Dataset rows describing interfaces

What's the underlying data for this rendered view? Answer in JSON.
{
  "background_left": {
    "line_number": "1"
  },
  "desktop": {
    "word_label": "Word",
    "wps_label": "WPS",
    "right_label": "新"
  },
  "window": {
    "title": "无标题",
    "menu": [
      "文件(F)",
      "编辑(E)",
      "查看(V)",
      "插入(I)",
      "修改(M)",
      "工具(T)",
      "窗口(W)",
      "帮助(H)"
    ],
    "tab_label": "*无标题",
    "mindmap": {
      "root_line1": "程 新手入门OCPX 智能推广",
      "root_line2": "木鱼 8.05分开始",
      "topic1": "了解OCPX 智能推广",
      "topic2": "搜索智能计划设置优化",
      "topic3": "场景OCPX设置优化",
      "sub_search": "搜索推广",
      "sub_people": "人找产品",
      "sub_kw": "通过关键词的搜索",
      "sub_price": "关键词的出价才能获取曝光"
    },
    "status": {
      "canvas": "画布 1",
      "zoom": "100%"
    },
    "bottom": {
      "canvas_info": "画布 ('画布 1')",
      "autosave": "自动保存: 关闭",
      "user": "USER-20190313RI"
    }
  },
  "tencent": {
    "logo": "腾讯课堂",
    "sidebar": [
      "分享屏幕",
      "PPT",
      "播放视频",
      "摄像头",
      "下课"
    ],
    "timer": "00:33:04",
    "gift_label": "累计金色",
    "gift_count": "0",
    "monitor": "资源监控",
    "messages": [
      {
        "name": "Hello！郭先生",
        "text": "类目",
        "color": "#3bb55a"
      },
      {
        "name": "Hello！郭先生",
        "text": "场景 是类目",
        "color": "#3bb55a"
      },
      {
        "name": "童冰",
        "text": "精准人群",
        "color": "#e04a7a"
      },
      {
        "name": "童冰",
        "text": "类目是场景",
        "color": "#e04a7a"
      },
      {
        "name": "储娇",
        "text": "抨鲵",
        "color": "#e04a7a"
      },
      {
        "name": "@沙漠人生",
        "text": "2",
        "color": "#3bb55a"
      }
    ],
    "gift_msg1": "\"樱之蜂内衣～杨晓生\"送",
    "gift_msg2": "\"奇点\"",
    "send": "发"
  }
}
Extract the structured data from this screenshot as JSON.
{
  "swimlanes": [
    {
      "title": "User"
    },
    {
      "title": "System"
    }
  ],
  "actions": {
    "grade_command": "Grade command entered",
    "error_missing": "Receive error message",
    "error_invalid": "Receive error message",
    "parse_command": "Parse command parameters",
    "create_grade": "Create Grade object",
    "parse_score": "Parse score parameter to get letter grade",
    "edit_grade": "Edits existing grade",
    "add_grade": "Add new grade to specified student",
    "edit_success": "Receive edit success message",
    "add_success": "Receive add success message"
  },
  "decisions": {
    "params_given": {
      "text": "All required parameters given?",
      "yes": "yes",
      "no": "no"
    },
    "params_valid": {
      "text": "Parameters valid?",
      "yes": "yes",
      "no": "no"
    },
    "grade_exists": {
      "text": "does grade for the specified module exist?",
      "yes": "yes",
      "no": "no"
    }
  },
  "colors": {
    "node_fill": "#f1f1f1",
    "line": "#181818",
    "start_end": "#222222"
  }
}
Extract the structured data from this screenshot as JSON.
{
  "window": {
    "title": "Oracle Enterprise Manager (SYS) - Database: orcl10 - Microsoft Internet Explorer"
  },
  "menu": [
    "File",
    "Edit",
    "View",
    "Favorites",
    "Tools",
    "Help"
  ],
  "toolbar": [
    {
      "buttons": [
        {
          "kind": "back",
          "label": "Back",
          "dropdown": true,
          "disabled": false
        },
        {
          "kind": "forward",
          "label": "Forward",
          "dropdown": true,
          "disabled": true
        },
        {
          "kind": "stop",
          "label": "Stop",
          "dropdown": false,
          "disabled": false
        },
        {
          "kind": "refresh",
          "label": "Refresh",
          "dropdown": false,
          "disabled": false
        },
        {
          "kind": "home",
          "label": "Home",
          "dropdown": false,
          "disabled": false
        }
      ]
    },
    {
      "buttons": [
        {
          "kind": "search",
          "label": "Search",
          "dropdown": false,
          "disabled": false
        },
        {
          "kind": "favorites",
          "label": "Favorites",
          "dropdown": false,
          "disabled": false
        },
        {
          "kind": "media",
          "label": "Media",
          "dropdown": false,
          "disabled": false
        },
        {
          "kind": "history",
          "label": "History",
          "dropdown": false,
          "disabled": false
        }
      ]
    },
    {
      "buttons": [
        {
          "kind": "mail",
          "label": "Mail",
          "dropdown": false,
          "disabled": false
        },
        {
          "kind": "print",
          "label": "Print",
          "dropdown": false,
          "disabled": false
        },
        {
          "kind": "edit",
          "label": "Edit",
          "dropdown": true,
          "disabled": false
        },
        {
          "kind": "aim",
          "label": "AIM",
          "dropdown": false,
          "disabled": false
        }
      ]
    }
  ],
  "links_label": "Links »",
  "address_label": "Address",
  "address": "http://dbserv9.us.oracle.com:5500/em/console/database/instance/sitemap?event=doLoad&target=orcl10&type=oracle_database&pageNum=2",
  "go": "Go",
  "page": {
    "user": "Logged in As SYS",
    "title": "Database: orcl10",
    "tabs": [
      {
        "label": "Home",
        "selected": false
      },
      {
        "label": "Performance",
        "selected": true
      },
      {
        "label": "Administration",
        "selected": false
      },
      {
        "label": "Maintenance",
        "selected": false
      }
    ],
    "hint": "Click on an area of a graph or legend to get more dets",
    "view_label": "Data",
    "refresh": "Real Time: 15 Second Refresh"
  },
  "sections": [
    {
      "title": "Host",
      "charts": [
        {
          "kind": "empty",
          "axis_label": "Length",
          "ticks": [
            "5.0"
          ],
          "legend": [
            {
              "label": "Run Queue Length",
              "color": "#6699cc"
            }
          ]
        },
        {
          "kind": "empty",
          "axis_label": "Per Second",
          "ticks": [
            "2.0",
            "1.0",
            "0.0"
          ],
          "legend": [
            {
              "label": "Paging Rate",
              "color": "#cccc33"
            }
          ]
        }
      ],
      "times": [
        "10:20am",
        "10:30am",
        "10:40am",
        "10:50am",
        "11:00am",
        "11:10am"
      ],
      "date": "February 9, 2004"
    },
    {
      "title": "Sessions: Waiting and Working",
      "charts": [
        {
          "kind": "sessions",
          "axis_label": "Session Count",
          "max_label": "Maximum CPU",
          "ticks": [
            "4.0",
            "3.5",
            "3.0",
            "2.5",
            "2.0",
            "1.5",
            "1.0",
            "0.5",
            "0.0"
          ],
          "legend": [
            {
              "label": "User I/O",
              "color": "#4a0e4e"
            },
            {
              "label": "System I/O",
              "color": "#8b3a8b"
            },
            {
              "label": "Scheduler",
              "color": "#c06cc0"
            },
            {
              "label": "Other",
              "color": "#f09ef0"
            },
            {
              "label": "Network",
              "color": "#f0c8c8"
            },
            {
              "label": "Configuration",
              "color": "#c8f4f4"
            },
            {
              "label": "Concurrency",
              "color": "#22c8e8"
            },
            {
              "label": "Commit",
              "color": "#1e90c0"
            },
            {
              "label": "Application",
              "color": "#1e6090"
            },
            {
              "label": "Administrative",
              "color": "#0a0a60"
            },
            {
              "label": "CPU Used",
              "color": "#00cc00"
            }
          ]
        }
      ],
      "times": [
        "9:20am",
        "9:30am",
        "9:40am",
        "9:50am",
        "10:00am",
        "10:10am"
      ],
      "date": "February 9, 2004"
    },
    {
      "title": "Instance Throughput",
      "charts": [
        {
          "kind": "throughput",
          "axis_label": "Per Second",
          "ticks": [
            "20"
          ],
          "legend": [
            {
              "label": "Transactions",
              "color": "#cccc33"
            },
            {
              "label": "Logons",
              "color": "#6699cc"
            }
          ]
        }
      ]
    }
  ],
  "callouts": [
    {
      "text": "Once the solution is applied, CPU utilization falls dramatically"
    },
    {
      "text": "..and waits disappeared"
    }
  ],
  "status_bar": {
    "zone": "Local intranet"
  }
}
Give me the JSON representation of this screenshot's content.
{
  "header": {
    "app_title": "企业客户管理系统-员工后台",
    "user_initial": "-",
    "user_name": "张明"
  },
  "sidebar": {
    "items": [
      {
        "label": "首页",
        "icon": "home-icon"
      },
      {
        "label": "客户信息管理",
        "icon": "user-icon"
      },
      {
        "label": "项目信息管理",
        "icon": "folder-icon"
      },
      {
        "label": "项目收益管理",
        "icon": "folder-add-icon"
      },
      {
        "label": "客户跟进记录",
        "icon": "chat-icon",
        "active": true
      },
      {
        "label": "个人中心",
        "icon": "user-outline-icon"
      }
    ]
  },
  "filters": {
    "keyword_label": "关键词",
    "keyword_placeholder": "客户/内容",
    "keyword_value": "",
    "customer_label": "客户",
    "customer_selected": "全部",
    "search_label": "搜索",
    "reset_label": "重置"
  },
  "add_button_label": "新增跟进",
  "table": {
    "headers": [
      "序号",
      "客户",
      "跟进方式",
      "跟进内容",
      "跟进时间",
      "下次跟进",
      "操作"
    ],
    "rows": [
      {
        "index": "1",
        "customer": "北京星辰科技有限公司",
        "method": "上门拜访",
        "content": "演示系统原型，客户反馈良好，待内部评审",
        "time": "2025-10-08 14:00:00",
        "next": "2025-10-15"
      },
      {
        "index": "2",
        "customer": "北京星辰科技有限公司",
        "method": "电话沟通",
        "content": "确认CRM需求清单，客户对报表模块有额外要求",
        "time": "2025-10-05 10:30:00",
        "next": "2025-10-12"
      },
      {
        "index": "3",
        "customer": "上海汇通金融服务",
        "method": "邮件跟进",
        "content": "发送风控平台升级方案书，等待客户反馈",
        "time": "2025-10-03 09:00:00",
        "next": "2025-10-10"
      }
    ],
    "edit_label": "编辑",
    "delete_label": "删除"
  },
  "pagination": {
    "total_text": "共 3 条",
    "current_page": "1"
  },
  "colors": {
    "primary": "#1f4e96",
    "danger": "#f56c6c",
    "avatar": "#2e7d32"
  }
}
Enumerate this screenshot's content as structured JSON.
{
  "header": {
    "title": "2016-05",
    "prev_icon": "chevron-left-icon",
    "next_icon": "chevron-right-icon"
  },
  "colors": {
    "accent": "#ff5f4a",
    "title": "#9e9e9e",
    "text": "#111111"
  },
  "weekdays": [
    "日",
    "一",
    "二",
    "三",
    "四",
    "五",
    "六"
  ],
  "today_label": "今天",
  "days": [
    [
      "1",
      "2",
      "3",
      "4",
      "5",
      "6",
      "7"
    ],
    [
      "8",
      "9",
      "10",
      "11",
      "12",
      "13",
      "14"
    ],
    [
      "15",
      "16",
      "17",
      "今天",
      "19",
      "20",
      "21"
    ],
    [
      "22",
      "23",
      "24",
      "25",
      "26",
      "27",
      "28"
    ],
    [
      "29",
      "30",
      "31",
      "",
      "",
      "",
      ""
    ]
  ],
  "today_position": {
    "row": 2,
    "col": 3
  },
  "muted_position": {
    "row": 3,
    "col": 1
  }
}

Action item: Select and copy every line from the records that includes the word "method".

Output of the exercise:
        "method": "上门拜访",
        "method": "电话沟通",
        "method": "邮件跟进",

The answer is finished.